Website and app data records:

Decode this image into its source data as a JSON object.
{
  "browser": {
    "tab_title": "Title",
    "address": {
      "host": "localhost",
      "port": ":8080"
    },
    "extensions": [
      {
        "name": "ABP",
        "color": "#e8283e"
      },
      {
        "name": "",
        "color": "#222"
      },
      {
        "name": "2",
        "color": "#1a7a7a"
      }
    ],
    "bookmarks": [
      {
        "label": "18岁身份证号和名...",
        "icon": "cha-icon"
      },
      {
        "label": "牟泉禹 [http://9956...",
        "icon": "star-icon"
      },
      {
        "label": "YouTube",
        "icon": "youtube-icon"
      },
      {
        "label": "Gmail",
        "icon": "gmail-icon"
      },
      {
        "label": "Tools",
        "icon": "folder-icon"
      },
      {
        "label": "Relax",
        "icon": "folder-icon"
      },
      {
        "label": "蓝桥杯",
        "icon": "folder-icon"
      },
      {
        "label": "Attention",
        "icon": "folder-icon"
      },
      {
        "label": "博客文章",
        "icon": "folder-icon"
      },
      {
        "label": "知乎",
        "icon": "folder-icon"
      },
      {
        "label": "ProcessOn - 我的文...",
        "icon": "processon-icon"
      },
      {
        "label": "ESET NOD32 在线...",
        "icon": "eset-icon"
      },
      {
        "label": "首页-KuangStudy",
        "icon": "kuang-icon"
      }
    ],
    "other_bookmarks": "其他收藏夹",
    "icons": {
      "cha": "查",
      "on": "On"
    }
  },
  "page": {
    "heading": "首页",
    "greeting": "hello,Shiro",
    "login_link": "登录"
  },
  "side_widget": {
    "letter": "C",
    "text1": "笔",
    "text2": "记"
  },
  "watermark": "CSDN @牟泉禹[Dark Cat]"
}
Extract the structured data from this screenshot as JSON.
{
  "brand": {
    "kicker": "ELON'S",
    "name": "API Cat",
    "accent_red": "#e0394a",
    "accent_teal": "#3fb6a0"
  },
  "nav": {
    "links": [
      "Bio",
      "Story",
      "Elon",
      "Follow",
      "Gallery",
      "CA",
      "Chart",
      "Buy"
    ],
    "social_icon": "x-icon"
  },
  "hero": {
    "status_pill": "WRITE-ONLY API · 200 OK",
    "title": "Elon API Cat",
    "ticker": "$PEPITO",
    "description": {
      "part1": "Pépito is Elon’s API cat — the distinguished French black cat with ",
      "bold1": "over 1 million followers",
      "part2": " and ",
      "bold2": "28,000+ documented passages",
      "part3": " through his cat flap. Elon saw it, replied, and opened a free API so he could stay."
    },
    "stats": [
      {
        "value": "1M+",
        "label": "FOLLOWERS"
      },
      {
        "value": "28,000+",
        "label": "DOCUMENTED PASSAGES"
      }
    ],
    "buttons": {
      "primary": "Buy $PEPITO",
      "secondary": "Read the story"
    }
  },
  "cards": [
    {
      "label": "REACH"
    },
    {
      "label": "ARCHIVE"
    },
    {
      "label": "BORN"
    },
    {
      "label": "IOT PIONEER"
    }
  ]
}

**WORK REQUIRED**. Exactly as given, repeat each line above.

**WRITTEN RESPONSE**.
Decode this image into its source data as a JSON object.
{
  "browser": {
    "tab_title": "Title",
    "address": {
      "host": "localhost",
      "port": ":8080"
    },
    "extensions": [
      {
        "name": "ABP",
        "color": "#e8283e"
      },
      {
        "name": "",
        "color": "#222"
      },
      {
        "name": "2",
        "color": "#1a7a7a"
      }
    ],
    "bookmarks": [
      {
        "label": "18岁身份证号和名...",
        "icon": "cha-icon"
      },
      {
        "label": "牟泉禹 [http://9956...",
        "icon": "star-icon"
      },
      {
        "label": "YouTube",
        "icon": "youtube-icon"
      },
      {
        "label": "Gmail",
        "icon": "gmail-icon"
      },
      {
        "label": "Tools",
        "icon": "folder-icon"
      },
      {
        "label": "Relax",
        "icon": "folder-icon"
      },
      {
        "label": "蓝桥杯",
        "icon": "folder-icon"
      },
      {
        "label": "Attention",
        "icon": "folder-icon"
      },
      {
        "label": "博客文章",
        "icon": "folder-icon"
      },
      {
        "label": "知乎",
        "icon": "folder-icon"
      },
      {
        "label": "ProcessOn - 我的文...",
        "icon": "processon-icon"
      },
      {
        "label": "ESET NOD32 在线...",
        "icon": "eset-icon"
      },
      {
        "label": "首页-KuangStudy",
        "icon": "kuang-icon"
      }
    ],
    "other_bookmarks": "其他收藏夹",
    "icons": {
      "cha": "查",
      "on": "On"
    }
  },
  "page": {
    "heading": "首页",
    "greeting": "hello,Shiro",
    "login_link": "登录"
  },
  "side_widget": {
    "letter": "C",
    "text1": "笔",
    "text2": "记"
  },
  "watermark": "CSDN @牟泉禹[Dark Cat]"
}
Extract the structured data from this screenshot as JSON.
{
  "brand": {
    "kicker": "ELON'S",
    "name": "API Cat",
    "accent_red": "#e0394a",
    "accent_teal": "#3fb6a0"
  },
  "nav": {
    "links": [
      "Bio",
      "Story",
      "Elon",
      "Follow",
      "Gallery",
      "CA",
      "Chart",
      "Buy"
    ],
    "social_icon": "x-icon"
  },
  "hero": {
    "status_pill": "WRITE-ONLY API · 200 OK",
    "title": "Elon API Cat",
    "ticker": "$PEPITO",
    "description": {
      "part1": "Pépito is Elon’s API cat — the distinguished French black cat with ",
      "bold1": "over 1 million followers",
      "part2": " and ",
      "bold2": "28,000+ documented passages",
      "part3": " through his cat flap. Elon saw it, replied, and opened a free API so he could stay."
    },
    "stats": [
      {
        "value": "1M+",
        "label": "FOLLOWERS"
      },
      {
        "value": "28,000+",
        "label": "DOCUMENTED PASSAGES"
      }
    ],
    "buttons": {
      "primary": "Buy $PEPITO",
      "secondary": "Read the story"
    }
  },
  "cards": [
    {
      "label": "REACH"
    },
    {
      "label": "ARCHIVE"
    },
    {
      "label": "BORN"
    },
    {
      "label": "IOT PIONEER"
    }
  ]
}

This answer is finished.